Some of the best practices for editing your work prior to publication or professional editing can be quick and easy if you take one step at a time.
First, read through your manuscript checking for instances where you might “tell” the action instead of “showing” it. Doing a word search for adverbs that end with “ly” is a perfect place to start. The best way to avoid pesky adverbs is to consider the sentence and create a description the adverb was trying to imply.
All writers face overused words that always make their way into your work. While editing your own piece, start cutting some of those overused words. Though it might seem time consuming, a quick read-through of your book is what will call attention to any sort of redundancy that’s woven within.
Like most authors, we’d like to think our work is a masterpiece that needs no professional editing. The problem is that all authors need editors, and even better––all editors need editors. While you might not catch some awkward phrasing or wordy sentences, an editor is sure to polish those blemishes.
Editors can seem intimidating in the beginning because they’re literally hired to find your mistakes. But what might not meet the eye upon first introduction is that working with an editor builds a level of trust. An editor cares for your book as much as you do, and that’s why they chose to work with you.
Working with an editor is often a learning experience.
During the time you’re with an editor, you’ll get a better understanding of what kind of editing you need. While developmental editing clears up plot holes and character development, line editing takes care of general syntax issues where grammatical errors tend to appear. Proofreading is almost always a necessity that gives your manuscript a final review for typos and last-minute details prior to publication.
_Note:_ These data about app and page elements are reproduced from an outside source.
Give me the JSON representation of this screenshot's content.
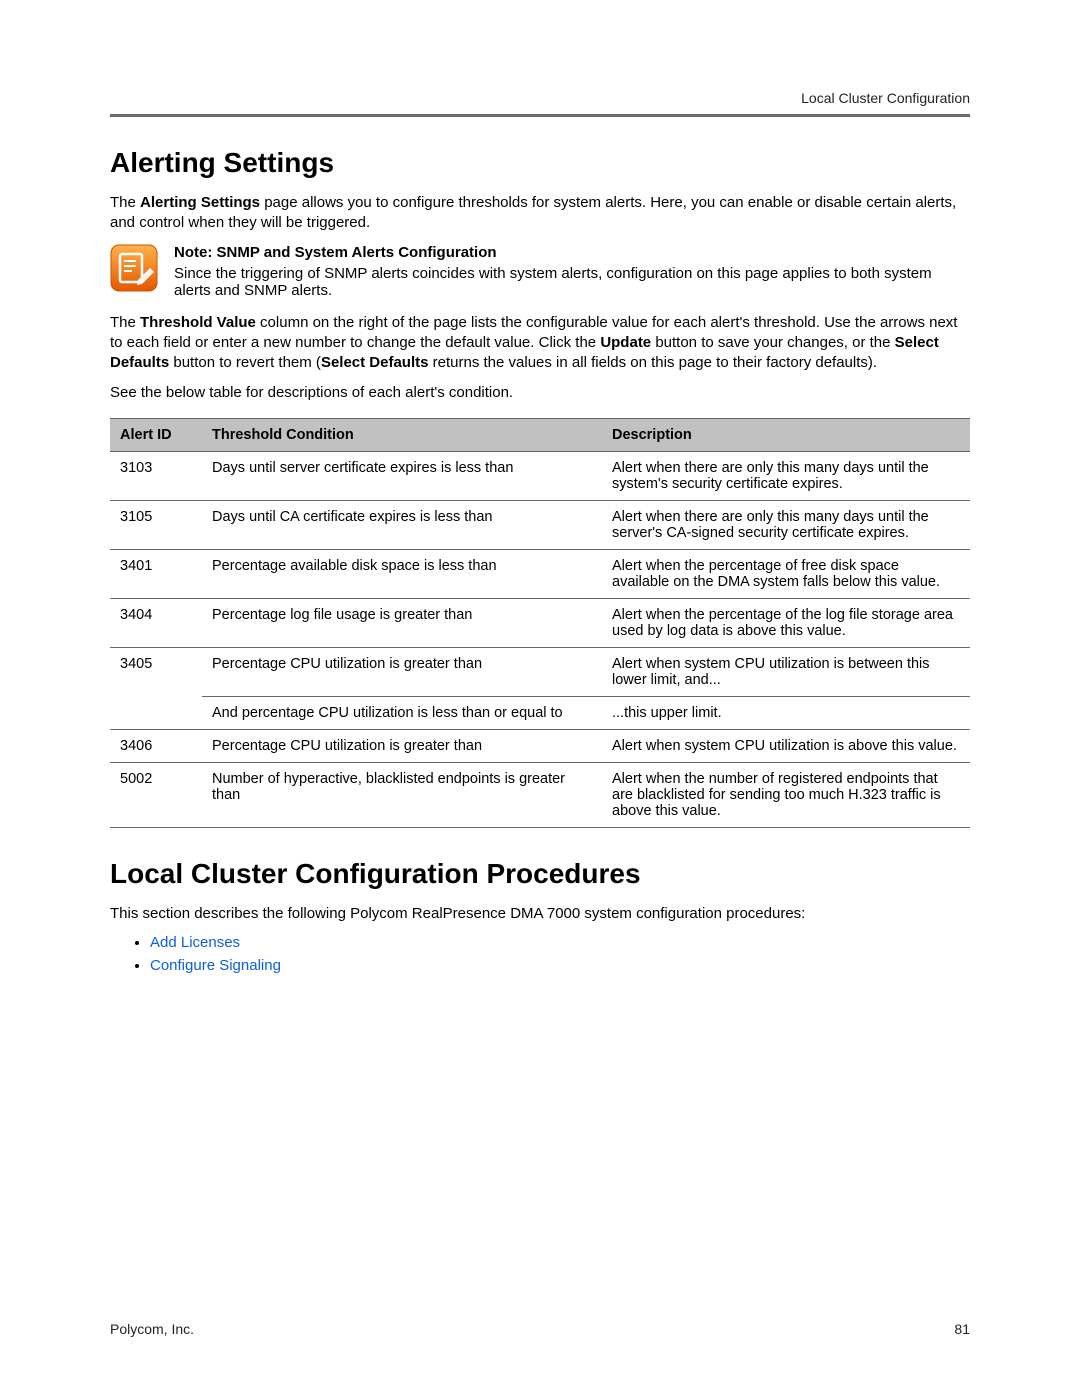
{
  "header": {
    "label": "Local Cluster Configuration"
  },
  "section1": {
    "title": "Alerting Settings",
    "intro_pre": "The ",
    "intro_bold": "Alerting Settings",
    "intro_post": " page allows you to configure thresholds for system alerts. Here, you can enable or disable certain alerts, and control when they will be triggered."
  },
  "note": {
    "title": "Note: SNMP and System Alerts Configuration",
    "body": "Since the triggering of SNMP alerts coincides with system alerts, configuration on this page applies to both system alerts and SNMP alerts."
  },
  "para2": {
    "p1": "The ",
    "b1": "Threshold Value",
    "p2": " column on the right of the page lists the configurable value for each alert's threshold. Use the arrows next to each field or enter a new number to change the default value. Click the ",
    "b2": "Update",
    "p3": " button to save your changes, or the ",
    "b3": "Select Defaults",
    "p4": " button to revert them (",
    "b4": "Select Defaults",
    "p5": " returns the values in all fields on this page to their factory defaults)."
  },
  "para3": "See the below table for descriptions of each alert's condition.",
  "table": {
    "headers": [
      "Alert ID",
      "Threshold Condition",
      "Description"
    ],
    "rows": [
      {
        "id": "3103",
        "cond": "Days until server certificate expires is less than",
        "desc": "Alert when there are only this many days until the system's security certificate expires."
      },
      {
        "id": "3105",
        "cond": "Days until CA certificate expires is less than",
        "desc": "Alert when there are only this many days until the server's CA-signed security certificate expires."
      },
      {
        "id": "3401",
        "cond": "Percentage available disk space is less than",
        "desc": "Alert when the percentage of free disk space available on the DMA system falls below this value."
      },
      {
        "id": "3404",
        "cond": "Percentage log file usage is greater than",
        "desc": "Alert when the percentage of the log file storage area used by log data is above this value."
      },
      {
        "id": "3405",
        "cond": "Percentage CPU utilization is greater than",
        "desc": "Alert when system CPU utilization is between this lower limit, and..."
      },
      {
        "id": "",
        "cond": "And percentage CPU utilization is less than or equal to",
        "desc": "...this upper limit."
      },
      {
        "id": "3406",
        "cond": "Percentage CPU utilization is greater than",
        "desc": "Alert when system CPU utilization is above this value."
      },
      {
        "id": "5002",
        "cond": "Number of hyperactive, blacklisted endpoints is greater than",
        "desc": "Alert when the number of registered endpoints that are blacklisted for sending too much H.323 traffic is above this value."
      }
    ]
  },
  "section2": {
    "title": "Local Cluster Configuration Procedures",
    "intro": "This section describes the following Polycom RealPresence DMA 7000 system configuration procedures:",
    "links": [
      "Add Licenses",
      "Configure Signaling"
    ]
  },
  "footer": {
    "left": "Polycom, Inc.",
    "right": "81"
  }
}
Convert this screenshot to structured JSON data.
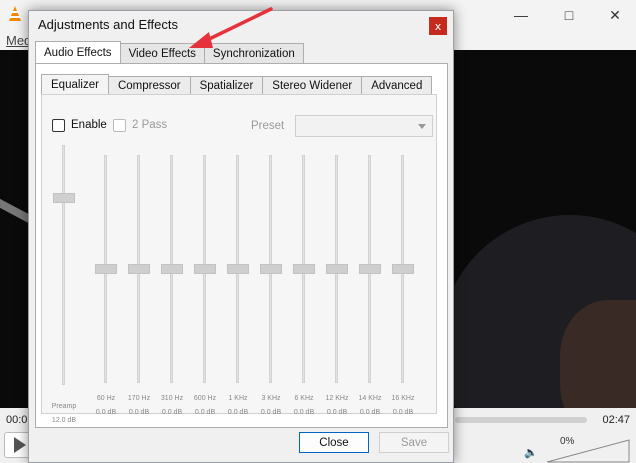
{
  "background_player": {
    "menu_label": "Med",
    "time_elapsed": "00:0",
    "time_total": "02:47",
    "volume": "0%"
  },
  "dialog": {
    "title": "Adjustments and Effects",
    "close_glyph": "x",
    "main_tabs": [
      "Audio Effects",
      "Video Effects",
      "Synchronization"
    ],
    "active_main_tab": "Audio Effects",
    "sub_tabs": [
      "Equalizer",
      "Compressor",
      "Spatializer",
      "Stereo Widener",
      "Advanced"
    ],
    "active_sub_tab": "Equalizer",
    "enable_label": "Enable",
    "enable_checked": false,
    "two_pass_label": "2 Pass",
    "preset_label": "Preset",
    "preset_value": "",
    "preamp": {
      "label": "Preamp",
      "value": "12.0 dB",
      "level": 0.78
    },
    "bands": [
      {
        "freq": "60 Hz",
        "gain": "0.0 dB",
        "level": 0.5
      },
      {
        "freq": "170 Hz",
        "gain": "0.0 dB",
        "level": 0.5
      },
      {
        "freq": "310 Hz",
        "gain": "0.0 dB",
        "level": 0.5
      },
      {
        "freq": "600 Hz",
        "gain": "0.0 dB",
        "level": 0.5
      },
      {
        "freq": "1 KHz",
        "gain": "0.0 dB",
        "level": 0.5
      },
      {
        "freq": "3 KHz",
        "gain": "0.0 dB",
        "level": 0.5
      },
      {
        "freq": "6 KHz",
        "gain": "0.0 dB",
        "level": 0.5
      },
      {
        "freq": "12 KHz",
        "gain": "0.0 dB",
        "level": 0.5
      },
      {
        "freq": "14 KHz",
        "gain": "0.0 dB",
        "level": 0.5
      },
      {
        "freq": "16 KHz",
        "gain": "0.0 dB",
        "level": 0.5
      }
    ],
    "buttons": {
      "close": "Close",
      "save": "Save"
    }
  },
  "colors": {
    "annotation_arrow": "#e5323b",
    "close_button": "#c42b1c",
    "primary_button_border": "#0067c0"
  }
}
But if working with an editor right after the completion of your novel feels too soon, online workshop classes are a timeless means of receiving peer feedback from writers and editors alike. Every author’s opinion is valuable and worth considering.
When it comes down to it, editing is likely the most important part of publishing a novel, so track down an editor who’s right for you and your genre and get to work!
Macy Cochran is a freelance editor and writer for the Tryon Daily Bulletin. Learn more about how to work with Macy on her website at ElegantEditingServices.com or by email at firstname.lastname@example.org.
Want to know more about working with editors? Check out a previous blog post about working with professional editors: It's your baby, let it grow!